Netflix's content library is unmatched. The streaming service provides access to 69 of the IMDb Top 250 television series. Eighteen of those series are Netflix originals. Meanwhile, its movie library has more movies "Certified Fresh" by Rotten Tomatoes than Amazon, Hulu, and HBO combined, according to recent surveys by Streaming Observer.
Netflix is at risk of losing some of those top series and films as media companies launch their own direct-to-consumer services. That content provides a lot of value to the service, and Netflix is willing to pay a lot more than anyone else in order to retain it. At the same time, however, the company's original films are starting to generate a lot of interest, complementing its already popular original series.
Netflix has the advantage of scale. Its massive subscriber base enables it to pay more for content, produce more of it, and take more and greater risks with its content choices. That means it will likely be able to maintain its content library lead.
That said, competitors like Amazon Prime and HBO are part of other, bigger businesses, and they could rely on cash flow from other parts of their companies to fund an improved content library. For now, and for the foreseeable future, though, Netflix has the best on-demand content library available.

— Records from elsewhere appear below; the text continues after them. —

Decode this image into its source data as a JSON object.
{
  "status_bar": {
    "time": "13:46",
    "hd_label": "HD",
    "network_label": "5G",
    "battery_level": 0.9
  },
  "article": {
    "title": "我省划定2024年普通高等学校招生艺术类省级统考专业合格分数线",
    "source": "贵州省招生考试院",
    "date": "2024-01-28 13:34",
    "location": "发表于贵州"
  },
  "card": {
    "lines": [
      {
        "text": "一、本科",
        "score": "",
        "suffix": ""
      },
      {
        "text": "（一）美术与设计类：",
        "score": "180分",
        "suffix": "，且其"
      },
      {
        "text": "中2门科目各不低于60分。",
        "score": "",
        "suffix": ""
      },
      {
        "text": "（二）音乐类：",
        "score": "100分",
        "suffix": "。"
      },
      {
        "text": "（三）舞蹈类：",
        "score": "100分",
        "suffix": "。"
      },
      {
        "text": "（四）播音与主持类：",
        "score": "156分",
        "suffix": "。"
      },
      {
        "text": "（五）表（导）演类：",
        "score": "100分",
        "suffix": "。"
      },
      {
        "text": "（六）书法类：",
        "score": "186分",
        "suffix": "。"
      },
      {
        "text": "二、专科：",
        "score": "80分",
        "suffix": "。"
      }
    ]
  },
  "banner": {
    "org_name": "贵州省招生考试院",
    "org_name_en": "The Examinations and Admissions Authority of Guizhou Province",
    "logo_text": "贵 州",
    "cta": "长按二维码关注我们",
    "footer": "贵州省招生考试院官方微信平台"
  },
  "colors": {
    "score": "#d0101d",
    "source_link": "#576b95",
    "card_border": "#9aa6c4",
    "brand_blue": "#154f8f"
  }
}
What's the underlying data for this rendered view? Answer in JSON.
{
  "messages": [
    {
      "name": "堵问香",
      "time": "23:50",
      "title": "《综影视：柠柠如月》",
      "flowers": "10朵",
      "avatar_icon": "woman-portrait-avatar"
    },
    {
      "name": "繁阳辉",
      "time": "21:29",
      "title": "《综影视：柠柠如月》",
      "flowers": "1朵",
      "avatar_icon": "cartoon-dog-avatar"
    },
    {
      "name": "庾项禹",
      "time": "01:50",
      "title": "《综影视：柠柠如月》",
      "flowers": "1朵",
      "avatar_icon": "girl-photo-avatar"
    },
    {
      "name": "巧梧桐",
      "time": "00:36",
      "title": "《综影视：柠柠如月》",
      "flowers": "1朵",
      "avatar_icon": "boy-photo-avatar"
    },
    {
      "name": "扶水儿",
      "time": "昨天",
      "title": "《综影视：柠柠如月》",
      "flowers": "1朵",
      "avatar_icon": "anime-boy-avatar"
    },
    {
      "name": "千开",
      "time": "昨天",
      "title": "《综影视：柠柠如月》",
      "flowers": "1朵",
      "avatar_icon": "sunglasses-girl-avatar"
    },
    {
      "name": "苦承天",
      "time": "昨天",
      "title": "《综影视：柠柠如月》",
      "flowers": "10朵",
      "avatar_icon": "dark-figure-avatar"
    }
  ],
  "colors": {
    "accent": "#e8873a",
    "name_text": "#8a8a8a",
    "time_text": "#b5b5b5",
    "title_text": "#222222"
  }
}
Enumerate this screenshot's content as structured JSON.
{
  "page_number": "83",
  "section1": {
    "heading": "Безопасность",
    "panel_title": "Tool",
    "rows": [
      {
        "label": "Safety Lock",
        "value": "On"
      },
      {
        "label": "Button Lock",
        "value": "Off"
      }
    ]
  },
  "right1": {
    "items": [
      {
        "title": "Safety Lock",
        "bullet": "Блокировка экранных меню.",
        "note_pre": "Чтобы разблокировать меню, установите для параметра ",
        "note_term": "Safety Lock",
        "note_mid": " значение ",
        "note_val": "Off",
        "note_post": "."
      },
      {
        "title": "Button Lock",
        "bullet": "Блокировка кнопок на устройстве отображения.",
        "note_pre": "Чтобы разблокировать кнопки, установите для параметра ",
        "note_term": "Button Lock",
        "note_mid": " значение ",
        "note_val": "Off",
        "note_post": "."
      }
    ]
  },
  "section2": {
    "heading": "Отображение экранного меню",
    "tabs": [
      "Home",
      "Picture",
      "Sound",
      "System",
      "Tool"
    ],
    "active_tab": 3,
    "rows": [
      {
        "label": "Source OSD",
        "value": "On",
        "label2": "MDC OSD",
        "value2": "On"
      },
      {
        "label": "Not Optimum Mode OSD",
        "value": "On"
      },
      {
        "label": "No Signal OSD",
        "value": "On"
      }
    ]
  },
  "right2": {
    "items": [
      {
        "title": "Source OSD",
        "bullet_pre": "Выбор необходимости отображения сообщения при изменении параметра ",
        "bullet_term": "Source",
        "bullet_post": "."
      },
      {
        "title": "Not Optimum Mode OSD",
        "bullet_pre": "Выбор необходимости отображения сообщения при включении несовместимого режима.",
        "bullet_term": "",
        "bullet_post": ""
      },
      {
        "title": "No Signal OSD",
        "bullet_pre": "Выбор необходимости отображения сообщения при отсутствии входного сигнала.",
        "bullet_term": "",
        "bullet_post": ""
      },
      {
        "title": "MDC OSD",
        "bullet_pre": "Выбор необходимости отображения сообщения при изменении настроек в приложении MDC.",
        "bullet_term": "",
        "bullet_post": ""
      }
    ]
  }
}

While there are substitute goods like HBO Now, Amazon Prime, and Hulu, they're not perfect substitutes. They usually don't provide the same level of value to the customer as Netflix while the cost savings are negligible to nonexistent. It's hard to replace the hour and forty minutes per day the average U.S. subscriber watches on Netflix.
Netflix's subscriber base has proven highly price-inelastic. That's to say the change in demand isn't very big compared to the change in price. Just 3% of customers in a Streaming Observer survey said they'll definitely cancel their subscription after Netflix's latest price hike. Another 24% said they might.
But it's a lot easier to say you'll cancel than to follow through. Netflix hit just two price hiccups in its price increases in the past. It saw backlash when it separated its DVD-by-mail and streaming service subscriptions, effectively increasing the price for customers that wanted both. It also saw higher-than-expected churn when it increased prices for longtime customers in 2016 to match its then-current pricing.
But since the end of the first quarter of 2014 to the end of 2018, Netflix has grown its U.S. subscriber base 70%. Its subscription price for its most popular plan is now 62% higher than it was in the first quarter of 2014. Customers can't seem to leave Netflix.
A combination of a best-in-class content library with no perfect substitutes and the relative price inelasticity of its customers should give Netflix room to continue increasing its average selling price over the next few years. That ought to translate into continued operating margin expansion.
John Mackey, CEO of Whole Foods Market, an Amazon subsidiary, is a member of The Motley Fool's board of directors. Adam Levy owns shares of Amazon. The Motley Fool owns shares of and recommends Amazon and Netflix. The Motley Fool has a disclosure policy.